here and do try to slow the game down a lot which can be frustrating. Also the formations of most teams are different to England and you will rarely see a team play the standard 442.
FR: Obviously you can’t say too much, but do you envisage staying long term in Iceland, or do you see it as a stepping stone back in to the British game or elsewhere in Europe?
CK: At the moment I’m still in the settling in period but I do feel my time in England is over whether the option is there or not. I have experienced 10 years in league 2 making roughly 250 appearances and feel now the time is right at the age of 27 to try a new country. If an opportunity came along from another country then of course I’d look at it as I’m very open minded but for now I’m 100% committed to FC Thor.
FR: How have you adapted to living in Iceland? What are the notable differences from life as a footballer in the UK?
CK: The team I’m playing for is based in a very small town, where you are noticed a lot more than in England. I feel the culture here is very different and a lot more relaxed than England which suits me down to the ground. The notable differences I’d say are the culture, also the club have an alcohol ban 7 days before any game which I think is very good and professional as we’ve all seen the way it can get in England.
The players are very close where as in England there can be divides amongst squads. For example when we won the Icelandic cup semi-final we went along to the fans club house and mixed with them after the game, something which I’ve never experienced in England and was quite overwhelmed by. They gave me one of their own supporters t-shirts with the Icelandic phrase “die for the club” written on it.
FR: Does it help having the likes of Marc Doninger, Tomi Ameobi, Gary Martin and Nicky
Deverdics playing in Iceland as well? Do you have much contact with the other players there?
CK: Those players are in the south of the country and also in the league below and I’m up
in the north so I’ve yet to see them but have spoken to one or two. An old team mate of mine has just signed with a team down the road from me, a team called KA, a lad called Brian Gilmour, ex Lincoln City so that’s been great for me to have a friend here. That aside, the locals are very friendly and made me feel at home.
For those technically minded souls, some of the players and also Nick McCreery are on Twitter so if you wish to follow their progress they can be found as follows;
Clark Keltie @clarkkeltie8
Gary Martin @G1Bov
Tomi Ameobi @tomi_mobi
Nicky Deverdics @Nicky_Dev
Mark Doninger @Markdoninger
Brian Gilmour @bgilmour87
Nick McCreery @nickmccreery
I will end with two apologies. Firstly to any Icelanders reading for more than likely using dreadful grammar and punctuation for any Icelandic used, and secondly to any other Brits playing in Iceland who I have missed. I have featured the ones I am aware of that have been facilitated in their moves by Nick McCreery. Feel free to leave a comment for any I have missed.

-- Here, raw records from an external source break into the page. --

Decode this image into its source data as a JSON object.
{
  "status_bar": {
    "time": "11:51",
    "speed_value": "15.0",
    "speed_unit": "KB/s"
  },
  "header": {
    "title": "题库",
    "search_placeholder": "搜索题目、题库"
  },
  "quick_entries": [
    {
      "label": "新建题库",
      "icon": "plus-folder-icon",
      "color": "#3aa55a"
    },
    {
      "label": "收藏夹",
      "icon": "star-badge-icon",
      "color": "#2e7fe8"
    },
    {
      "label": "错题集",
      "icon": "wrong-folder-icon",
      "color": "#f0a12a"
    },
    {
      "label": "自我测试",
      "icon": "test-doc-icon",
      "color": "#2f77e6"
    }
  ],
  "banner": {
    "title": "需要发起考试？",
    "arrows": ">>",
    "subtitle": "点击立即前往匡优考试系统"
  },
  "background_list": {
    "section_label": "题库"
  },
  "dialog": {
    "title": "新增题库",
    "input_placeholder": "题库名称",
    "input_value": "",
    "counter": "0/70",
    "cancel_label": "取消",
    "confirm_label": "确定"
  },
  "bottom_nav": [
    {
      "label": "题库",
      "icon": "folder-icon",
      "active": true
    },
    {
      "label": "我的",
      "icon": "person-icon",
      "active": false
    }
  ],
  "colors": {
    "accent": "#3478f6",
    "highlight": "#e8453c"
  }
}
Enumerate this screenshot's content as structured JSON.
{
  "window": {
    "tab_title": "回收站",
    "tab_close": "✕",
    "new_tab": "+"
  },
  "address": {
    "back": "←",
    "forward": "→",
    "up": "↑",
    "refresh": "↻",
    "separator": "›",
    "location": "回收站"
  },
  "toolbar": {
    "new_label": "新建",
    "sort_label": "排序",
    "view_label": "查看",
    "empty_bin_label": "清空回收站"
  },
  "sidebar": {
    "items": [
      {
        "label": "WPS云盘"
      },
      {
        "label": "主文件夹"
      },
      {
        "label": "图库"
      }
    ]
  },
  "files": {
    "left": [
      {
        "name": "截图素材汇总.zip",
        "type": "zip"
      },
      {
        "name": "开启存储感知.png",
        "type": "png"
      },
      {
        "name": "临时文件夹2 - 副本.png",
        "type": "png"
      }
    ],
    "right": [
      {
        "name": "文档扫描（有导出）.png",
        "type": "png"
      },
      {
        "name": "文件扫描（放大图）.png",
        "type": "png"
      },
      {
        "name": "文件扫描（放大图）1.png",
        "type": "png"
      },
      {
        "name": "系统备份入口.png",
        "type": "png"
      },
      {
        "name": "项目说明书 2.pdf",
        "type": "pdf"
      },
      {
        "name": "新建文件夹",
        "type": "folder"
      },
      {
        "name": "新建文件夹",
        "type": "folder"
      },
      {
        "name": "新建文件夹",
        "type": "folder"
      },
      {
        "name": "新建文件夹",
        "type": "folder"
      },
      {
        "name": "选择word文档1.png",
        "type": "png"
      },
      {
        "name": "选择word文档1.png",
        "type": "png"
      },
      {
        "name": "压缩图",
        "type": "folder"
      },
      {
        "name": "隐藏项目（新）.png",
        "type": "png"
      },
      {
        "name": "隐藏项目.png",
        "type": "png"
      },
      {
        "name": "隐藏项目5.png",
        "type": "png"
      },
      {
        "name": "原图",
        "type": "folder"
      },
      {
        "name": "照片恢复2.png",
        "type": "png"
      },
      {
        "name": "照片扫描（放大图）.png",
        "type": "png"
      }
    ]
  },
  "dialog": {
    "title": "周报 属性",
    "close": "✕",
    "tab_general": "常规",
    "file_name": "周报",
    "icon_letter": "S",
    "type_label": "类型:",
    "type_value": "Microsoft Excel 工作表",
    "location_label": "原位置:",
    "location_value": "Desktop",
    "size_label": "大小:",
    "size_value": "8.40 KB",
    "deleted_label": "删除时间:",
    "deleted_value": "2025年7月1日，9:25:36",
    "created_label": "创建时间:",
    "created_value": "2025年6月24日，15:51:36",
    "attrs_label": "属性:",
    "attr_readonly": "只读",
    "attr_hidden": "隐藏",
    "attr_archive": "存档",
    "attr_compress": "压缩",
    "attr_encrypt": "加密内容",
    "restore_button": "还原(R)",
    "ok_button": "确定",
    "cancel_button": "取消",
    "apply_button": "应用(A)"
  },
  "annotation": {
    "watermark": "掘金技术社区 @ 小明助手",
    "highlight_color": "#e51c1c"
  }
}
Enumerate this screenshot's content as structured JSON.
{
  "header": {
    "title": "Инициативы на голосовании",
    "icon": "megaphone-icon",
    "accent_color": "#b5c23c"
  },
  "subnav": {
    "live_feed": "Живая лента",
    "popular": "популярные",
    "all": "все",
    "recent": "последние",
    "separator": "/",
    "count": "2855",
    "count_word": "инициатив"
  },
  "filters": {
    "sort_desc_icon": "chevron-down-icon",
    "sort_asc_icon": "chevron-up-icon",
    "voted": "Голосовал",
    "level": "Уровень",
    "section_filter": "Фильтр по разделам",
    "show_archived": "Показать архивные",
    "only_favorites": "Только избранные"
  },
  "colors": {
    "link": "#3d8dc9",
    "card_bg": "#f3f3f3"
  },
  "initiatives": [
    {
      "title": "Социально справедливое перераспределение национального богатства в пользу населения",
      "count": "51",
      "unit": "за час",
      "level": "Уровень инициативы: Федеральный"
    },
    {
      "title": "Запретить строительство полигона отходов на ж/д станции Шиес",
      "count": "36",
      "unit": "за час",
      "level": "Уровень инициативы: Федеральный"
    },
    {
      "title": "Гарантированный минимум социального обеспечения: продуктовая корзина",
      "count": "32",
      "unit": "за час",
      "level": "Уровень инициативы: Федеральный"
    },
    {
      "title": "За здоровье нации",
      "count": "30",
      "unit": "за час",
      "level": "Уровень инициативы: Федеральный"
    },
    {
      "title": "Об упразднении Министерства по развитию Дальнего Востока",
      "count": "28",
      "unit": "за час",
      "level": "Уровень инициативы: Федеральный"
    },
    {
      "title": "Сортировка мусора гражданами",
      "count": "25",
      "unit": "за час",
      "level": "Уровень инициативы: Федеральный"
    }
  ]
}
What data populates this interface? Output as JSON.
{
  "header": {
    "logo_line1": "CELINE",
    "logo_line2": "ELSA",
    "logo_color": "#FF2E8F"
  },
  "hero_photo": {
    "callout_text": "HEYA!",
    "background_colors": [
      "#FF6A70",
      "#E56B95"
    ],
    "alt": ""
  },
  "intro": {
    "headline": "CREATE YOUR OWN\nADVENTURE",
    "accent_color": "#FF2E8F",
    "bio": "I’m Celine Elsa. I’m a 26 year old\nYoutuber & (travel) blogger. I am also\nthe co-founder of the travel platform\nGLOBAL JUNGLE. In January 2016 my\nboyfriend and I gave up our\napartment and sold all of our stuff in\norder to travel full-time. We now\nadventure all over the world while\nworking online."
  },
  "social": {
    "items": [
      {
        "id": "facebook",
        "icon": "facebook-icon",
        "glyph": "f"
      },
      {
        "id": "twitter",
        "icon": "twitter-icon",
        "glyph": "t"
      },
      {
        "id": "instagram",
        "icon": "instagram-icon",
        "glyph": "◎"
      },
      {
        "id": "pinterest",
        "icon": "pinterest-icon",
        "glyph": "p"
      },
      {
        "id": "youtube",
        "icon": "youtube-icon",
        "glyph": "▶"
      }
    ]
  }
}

EDIT: On 18th August after helping ÍA Akranes secure promotion back to the top flight, Gary Martin moved on loan to Danish second tier side FC Hjørring. As opposed to the Icelandic season which is in its final stages, the Danish league is alligned to the main European calendar.